Rio School District brings in new leadership
By David Michael Courtland 06/23/2011
Oxnard’s frequently divided Rio School Board trustees came together long enough to unanimously pick Dr. John Fitzpatrick to temporarily manage the troubled school district, Board President Eleanor Torres announced at the board’s June 10 meeting.
“I like to help districts that are troubled; I see myself as a problem solver,” Fitzpatrick said in a June 14 phone conversation. “Rio has a lot of issues, and I think my experience will help.”
Among issues Fitzpatrick said he wanted to address immediately are bringing together the board’s divided trustees and straightening out management of meetings “that they seem to be having a problem with.” He also singled out the district’s ongoing budget crisis, adding that he wants to resolve issues with teachers negotiating a new contract.
Fitzpatrick, who is scheduled to take office July 1, retired after nine years as Las Virgenes Unified School District’s superintendent in July 2004. He served as Pepperdine University’s superintendent in residence from 2004 to 2009, more recently handling interim superintendent duties for Beverly Hills Unified and South Pasadena Unified School Districts.
During Fitzpatrick’s tenure in Las Virgenes, which is based in Los Angeles County but includes some Ventura County schools, students consistently racked up some of the highest API (Academic Performance Index) scores in Southern California. (Seven of the eight schools in the Rio School District are in program improvement, meaning the schools are performing below average in the state, though test scores have improved over the years.) He was also instrumental in getting a parcel tax and a $93 million facilities bond measure approved by voters.
Fitzpatrick and four other retirees with experience as interims were interviewed in recent weeks by Rio’s board as they worked with Ventura County Office of Education Superintendent Stanley Mantooth to find a replacement for the district’s controversial former Superintendent Sherianne Cotterell.
“The way I like to describe things in Rio is ‘unsettled,’ ” Mantooth said on June 13, noting that Fitzpatrick was among several retired superintendents who expressed interest in the job even before the board launched a formal search.
“Really high-quality leaders don’t want to go where the work is easy,” Mantooth continued. “They embrace challenges because they have exceptional skills and experience — I think it’s a really good person who won’t shy away from it.”

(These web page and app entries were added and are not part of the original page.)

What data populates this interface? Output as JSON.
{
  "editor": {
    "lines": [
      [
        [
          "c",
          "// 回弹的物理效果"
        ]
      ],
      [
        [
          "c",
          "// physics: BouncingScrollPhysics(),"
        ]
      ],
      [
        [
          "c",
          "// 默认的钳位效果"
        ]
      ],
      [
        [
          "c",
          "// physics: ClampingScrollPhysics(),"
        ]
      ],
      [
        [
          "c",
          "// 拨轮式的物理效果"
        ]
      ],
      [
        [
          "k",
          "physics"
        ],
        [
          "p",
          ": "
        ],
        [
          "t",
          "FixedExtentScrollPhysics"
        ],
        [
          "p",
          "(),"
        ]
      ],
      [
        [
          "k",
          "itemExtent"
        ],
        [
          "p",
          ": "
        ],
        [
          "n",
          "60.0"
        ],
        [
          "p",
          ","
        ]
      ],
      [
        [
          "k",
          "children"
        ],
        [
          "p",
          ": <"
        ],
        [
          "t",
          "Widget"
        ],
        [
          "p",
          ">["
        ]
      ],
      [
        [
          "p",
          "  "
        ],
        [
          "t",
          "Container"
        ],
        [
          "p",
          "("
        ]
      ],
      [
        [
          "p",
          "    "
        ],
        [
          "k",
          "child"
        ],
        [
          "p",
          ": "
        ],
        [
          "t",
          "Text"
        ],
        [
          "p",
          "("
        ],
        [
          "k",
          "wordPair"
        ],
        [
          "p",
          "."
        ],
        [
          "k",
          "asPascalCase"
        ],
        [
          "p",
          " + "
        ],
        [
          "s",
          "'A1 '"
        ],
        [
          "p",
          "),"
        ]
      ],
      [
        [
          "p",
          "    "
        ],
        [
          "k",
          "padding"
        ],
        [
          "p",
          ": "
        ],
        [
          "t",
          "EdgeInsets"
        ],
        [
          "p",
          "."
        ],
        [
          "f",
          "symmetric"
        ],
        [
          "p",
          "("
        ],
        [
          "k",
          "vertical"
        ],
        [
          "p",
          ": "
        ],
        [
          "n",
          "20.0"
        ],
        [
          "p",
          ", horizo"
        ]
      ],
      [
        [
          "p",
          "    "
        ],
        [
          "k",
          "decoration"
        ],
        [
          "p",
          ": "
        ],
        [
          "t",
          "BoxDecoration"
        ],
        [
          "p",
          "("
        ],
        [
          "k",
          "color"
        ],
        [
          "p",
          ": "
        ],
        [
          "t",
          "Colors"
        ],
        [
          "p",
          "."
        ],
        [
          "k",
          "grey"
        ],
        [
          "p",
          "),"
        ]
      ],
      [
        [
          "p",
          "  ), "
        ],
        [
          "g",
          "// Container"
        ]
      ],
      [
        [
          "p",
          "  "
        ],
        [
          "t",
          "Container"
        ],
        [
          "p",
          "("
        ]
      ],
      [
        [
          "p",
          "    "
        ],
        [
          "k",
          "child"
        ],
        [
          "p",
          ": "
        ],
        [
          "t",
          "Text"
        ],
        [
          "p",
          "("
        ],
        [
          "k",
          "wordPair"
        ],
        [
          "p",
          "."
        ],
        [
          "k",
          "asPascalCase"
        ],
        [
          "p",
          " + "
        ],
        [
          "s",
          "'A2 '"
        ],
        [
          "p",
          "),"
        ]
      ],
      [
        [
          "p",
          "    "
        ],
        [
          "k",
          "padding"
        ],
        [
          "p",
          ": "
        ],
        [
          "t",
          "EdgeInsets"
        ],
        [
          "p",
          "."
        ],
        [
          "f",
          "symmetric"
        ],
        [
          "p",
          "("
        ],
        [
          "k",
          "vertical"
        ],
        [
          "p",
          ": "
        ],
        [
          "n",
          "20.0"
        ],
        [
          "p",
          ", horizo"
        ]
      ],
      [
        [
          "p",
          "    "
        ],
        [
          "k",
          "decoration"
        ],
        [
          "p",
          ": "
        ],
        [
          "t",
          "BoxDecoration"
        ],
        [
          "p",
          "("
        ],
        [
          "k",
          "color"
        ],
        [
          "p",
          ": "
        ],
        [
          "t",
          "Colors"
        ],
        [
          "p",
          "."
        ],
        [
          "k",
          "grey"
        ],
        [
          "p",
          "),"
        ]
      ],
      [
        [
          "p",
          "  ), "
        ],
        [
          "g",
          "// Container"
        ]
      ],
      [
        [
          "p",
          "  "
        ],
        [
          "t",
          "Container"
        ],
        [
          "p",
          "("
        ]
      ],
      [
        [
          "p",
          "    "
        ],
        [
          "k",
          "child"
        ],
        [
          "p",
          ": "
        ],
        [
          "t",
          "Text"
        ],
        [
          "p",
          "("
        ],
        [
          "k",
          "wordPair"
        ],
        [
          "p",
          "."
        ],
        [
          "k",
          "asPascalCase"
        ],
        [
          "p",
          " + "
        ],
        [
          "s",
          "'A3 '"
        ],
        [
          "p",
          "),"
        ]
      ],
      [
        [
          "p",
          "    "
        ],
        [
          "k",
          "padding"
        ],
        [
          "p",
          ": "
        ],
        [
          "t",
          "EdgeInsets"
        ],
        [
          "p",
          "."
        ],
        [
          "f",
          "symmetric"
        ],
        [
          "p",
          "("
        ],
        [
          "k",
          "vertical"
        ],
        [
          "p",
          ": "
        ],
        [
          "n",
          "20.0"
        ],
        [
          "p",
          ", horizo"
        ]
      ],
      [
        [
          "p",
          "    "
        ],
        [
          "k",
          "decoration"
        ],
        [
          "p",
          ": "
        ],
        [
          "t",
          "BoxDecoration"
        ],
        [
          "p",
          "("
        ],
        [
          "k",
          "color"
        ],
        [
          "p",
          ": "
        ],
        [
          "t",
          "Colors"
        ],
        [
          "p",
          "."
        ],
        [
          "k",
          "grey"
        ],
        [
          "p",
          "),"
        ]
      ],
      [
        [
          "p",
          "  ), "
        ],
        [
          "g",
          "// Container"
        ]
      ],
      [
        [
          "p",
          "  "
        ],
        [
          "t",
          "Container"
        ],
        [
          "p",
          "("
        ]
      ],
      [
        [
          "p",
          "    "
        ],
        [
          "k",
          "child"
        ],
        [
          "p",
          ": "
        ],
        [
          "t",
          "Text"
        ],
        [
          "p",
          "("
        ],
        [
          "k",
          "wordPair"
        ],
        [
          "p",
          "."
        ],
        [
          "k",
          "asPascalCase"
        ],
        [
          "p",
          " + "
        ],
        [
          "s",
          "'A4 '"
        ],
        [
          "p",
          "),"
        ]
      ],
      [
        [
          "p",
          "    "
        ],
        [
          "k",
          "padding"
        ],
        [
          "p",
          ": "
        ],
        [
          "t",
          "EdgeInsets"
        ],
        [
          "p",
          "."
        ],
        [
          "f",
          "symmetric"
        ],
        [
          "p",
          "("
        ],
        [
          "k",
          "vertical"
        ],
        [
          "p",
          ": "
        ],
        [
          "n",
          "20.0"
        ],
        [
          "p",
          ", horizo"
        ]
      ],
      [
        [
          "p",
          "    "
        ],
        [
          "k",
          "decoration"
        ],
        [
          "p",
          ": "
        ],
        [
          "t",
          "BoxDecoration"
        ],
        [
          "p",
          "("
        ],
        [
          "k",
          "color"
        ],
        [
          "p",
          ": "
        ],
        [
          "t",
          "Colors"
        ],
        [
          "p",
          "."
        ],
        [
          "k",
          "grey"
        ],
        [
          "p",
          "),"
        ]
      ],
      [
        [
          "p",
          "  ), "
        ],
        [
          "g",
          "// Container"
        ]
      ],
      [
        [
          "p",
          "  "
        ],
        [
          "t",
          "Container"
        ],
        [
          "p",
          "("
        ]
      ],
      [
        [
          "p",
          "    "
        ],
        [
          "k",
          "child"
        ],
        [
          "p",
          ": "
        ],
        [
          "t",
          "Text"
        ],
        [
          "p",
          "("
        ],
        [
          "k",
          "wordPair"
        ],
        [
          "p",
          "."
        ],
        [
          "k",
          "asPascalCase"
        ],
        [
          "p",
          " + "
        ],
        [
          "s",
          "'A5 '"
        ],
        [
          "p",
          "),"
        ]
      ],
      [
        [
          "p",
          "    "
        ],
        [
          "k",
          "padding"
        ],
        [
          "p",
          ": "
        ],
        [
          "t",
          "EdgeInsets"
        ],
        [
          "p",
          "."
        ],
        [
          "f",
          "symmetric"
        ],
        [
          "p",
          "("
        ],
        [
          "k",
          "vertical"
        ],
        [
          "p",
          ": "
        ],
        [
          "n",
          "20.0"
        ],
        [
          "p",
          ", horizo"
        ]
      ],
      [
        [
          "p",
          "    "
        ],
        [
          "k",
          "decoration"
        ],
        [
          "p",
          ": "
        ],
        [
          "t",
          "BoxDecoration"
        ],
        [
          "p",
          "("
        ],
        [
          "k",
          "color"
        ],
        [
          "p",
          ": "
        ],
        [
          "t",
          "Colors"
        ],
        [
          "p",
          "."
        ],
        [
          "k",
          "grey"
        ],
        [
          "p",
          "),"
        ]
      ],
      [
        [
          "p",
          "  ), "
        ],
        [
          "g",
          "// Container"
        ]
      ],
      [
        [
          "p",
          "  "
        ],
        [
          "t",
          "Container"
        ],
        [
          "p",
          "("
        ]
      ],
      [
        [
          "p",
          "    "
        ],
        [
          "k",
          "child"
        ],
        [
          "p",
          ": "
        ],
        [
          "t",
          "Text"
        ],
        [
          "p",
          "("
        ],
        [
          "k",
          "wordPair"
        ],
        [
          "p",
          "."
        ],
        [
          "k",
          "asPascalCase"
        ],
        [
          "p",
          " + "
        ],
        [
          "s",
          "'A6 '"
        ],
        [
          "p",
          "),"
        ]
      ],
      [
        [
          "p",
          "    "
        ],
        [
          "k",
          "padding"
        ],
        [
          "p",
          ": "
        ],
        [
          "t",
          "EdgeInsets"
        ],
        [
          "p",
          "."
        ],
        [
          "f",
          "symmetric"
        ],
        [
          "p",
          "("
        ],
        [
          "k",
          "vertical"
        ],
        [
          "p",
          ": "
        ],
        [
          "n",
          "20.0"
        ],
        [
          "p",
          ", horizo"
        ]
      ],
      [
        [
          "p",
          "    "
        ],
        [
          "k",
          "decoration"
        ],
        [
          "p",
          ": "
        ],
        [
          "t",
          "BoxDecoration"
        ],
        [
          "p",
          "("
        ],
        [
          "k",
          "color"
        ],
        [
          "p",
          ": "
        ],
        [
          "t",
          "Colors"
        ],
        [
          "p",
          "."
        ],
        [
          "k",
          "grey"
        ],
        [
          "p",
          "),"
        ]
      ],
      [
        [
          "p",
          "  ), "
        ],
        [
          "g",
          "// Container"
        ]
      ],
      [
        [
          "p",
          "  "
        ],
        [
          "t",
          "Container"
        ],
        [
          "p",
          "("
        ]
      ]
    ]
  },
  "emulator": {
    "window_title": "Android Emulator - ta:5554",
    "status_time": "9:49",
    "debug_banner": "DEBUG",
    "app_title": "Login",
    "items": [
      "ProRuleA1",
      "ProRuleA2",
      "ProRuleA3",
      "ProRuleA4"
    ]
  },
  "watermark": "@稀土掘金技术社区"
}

Mantooth said the board had interviewed “five very good candidates,” and that although Fitzpatrick wouldn’t be able to solve all of the district’s problems, he would lay the groundwork for a permanent superintendent.
“I was impressed that he had an entry plan; I was very impressed with that part of his presentation,” said Trustee Mike Barber on June 14, noting that Fitzpatrick’s plan was very detailed. Barber said he also liked the fact that Fitzpatrick is familiar with Ventura County and its Board of Education. “We need leadership — we sure don’t have it now.”
Leadership, or lack of it, has been a central issue driving apart trustees, teachers and parents for more than a decade, with board members often at odds with superintendents as well as each other.
Complicating matters still further is the district’s budget crisis. Rio’s board has had a strained relationship with the Rio Teacher’s Association, and negotiations over a new contract with teachers are at an impasse.
Finance Director Mark Krueger, who has been sharing district management duties with Assistant Superintendent Barbara Wagner, has identified teachers’ medical and retirement benefits as the factors most contributing to a budget deficit.
In March, the board fired Cotterell, with only Trustee Tim Blaylock voting no. Barber was unable to attend that meeting but has made it clear he opposed firing the embattled administrator, who has since filed a suit against the district.
Barber and Tim Blaylock have maintained that the cash-strapped district can’t afford Cotterell’s severance package; trustees Torres, Henrietta Macias and Ramon Rodriguez have stood firm in their decision to fire Cotterell.
At last week’s meeting, Torres announced Cotterell’s lawsuit.
Cotterell is alleging that the board did not properly give her or the public notice that it was considering firing her. The Brown Act, which governs the conduct of meetings by public officials, requires 60 days’ notice.